Two Toronto District School Board (TDSB) students are recipients of this year’s Loran Award, one of the most prestigious scholarships in the country. Georgia Koep-Freifeld from Etobicoke School of the Arts, and Elektra Dakogiannis from Monarch Park Collegiate are among a select group of 34 students chosen from 5023 applicants across Canada.
Founded in 1988, the Loran Scholars Foundation, is a national charity that works in partnership with universities, donors and volunteers to invest in young Canadians who demonstrate character, commitment to service and leadership potential. Loran highlights on its web site that “to find the next generation of leaders for Canada, we look beyond the transcript and find the promise of character: integrity, courage, compassion, determination and a high level of personal autonomy.”
The award is valued at up to $100,000 over four years at one of 25 partner universities. It includes a $10,000 annual stipend and matching tuition waiver, along with access to a comprehensive enrichment program that includes mentorship, summer internships, annual retreats and forums to support students.
ESA teacher Laura Pong said that Georgia exemplifies the three prongs of the Loran award: character, service, and leadership in the passion for all the work that she does both in the community and at school. “She is involved in the STEM club, dance night, Global Ideas Institute Program, student council, and she coordinated the Inside Ride.” ESA’s Inside Ride event is an indoor cycling challenge that raised more than $10,000 in support of children and their families living with and beyond childhood cancer. Georgia also volunteers at Holland Bloorview Hospital, which focuses on improving the lives of kids with disabilities.

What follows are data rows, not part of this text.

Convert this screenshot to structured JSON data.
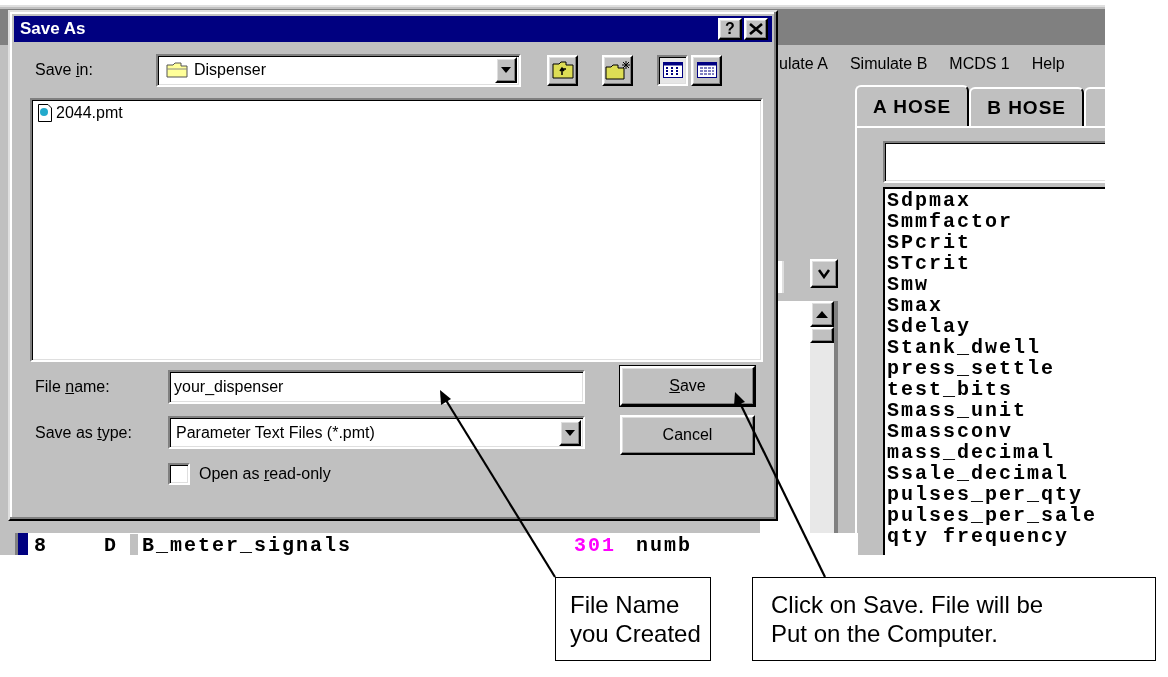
{
  "background_window": {
    "menu": [
      "ulate A",
      "Simulate B",
      "MCDS 1",
      "Help"
    ],
    "tabs": [
      {
        "label": "A HOSE",
        "selected": true
      },
      {
        "label": "B HOSE",
        "selected": false
      }
    ],
    "parameters": [
      "Sdpmax",
      "Smmfactor",
      "SPcrit",
      "STcrit",
      "Smw",
      "Smax",
      "Sdelay",
      "Stank_dwell",
      "press_settle",
      "test_bits",
      "Smass_unit",
      "Smassconv",
      "mass_decimal",
      "Ssale_decimal",
      "pulses_per_qty",
      "pulses_per_sale",
      "qty frequency"
    ],
    "row": {
      "number": "8",
      "type": "D",
      "name": "B_meter_signals",
      "value": "301",
      "unit": "numb"
    }
  },
  "dialog": {
    "title": "Save As",
    "help": "?",
    "save_in": {
      "label": {
        "before": "Save ",
        "key": "i",
        "after": "n:"
      },
      "value": "Dispenser"
    },
    "views": [
      {
        "kind": "list",
        "selected": true
      },
      {
        "kind": "details",
        "selected": false
      }
    ],
    "files": [
      {
        "name": "2044.pmt"
      }
    ],
    "file_name": {
      "label": {
        "before": "File ",
        "key": "n",
        "after": "ame:"
      },
      "value": "your_dispenser"
    },
    "file_type": {
      "label": {
        "before": "Save as ",
        "key": "t",
        "after": "ype:"
      },
      "value": "Parameter Text Files (*.pmt)"
    },
    "read_only": {
      "label": {
        "before": "Open as ",
        "key": "r",
        "after": "ead-only"
      },
      "checked": false
    },
    "buttons": [
      {
        "label": {
          "key": "S",
          "after": "ave"
        },
        "default": true
      },
      {
        "label": {
          "before": "Cancel"
        },
        "default": false
      }
    ]
  },
  "callouts": [
    {
      "lines": [
        "File Name",
        "you Created"
      ]
    },
    {
      "lines": [
        "Click on Save. File will be",
        "Put on the Computer."
      ]
    }
  ]
}
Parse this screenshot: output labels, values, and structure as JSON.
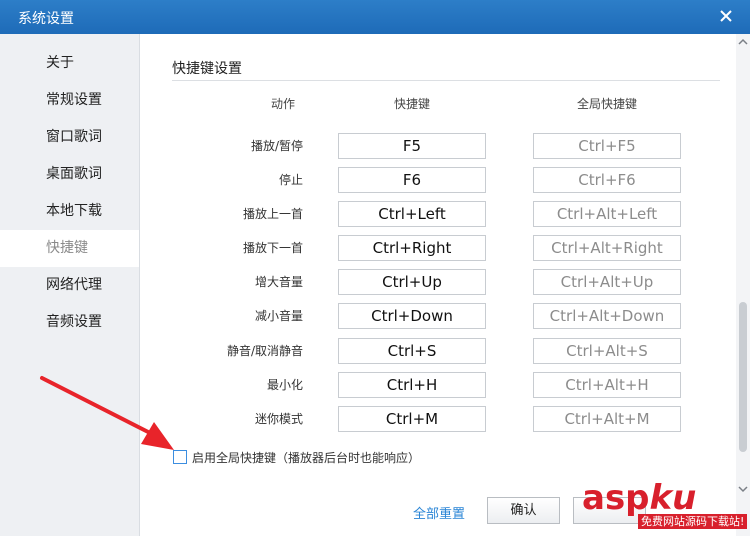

The senior with a love for dance said she hasn’t yet made a final decision on a university for next year but is leaning toward the sciences, with a particular interest in neuroscience or medical science. “The Loran Scholarship not only provides me with the financial means for being successful in university but also provides a strong network of contacts and support which will allow me to continue to make a difference in my community,” she said.
Monarch Park Principal Cynthia Abernethy said that Elektra Dakogiannis is a very special young woman who is highly-deserving of this recognition. “She is passionate about many different pursuits,” said Abernethy. “She is kind and well-respected by her peers and teachers alike. We are so very happy for her – the Loran Scholars Foundation could not have chosen a better recipient.”
Elektra is also interested in the sciences as a post-secondary area of study and is considering UBC or using the French-language skills she honed in Monarch Park’s IB program to study at Montreal’s McGill University. Passionate about helping others and environmental issues, she is president of the environmental club, vice-president of the social justice club, a student mentor, a tutor to new Canadians, and a member of her Member of Parliament’s youth council. Elektra is anxious to continue helping others while exploring Loran’s many opportunities for mentorship, internships and networking. “I do really want to emphasize how wonderful of a community and family Loran seems to be, which I am really looking forward to.”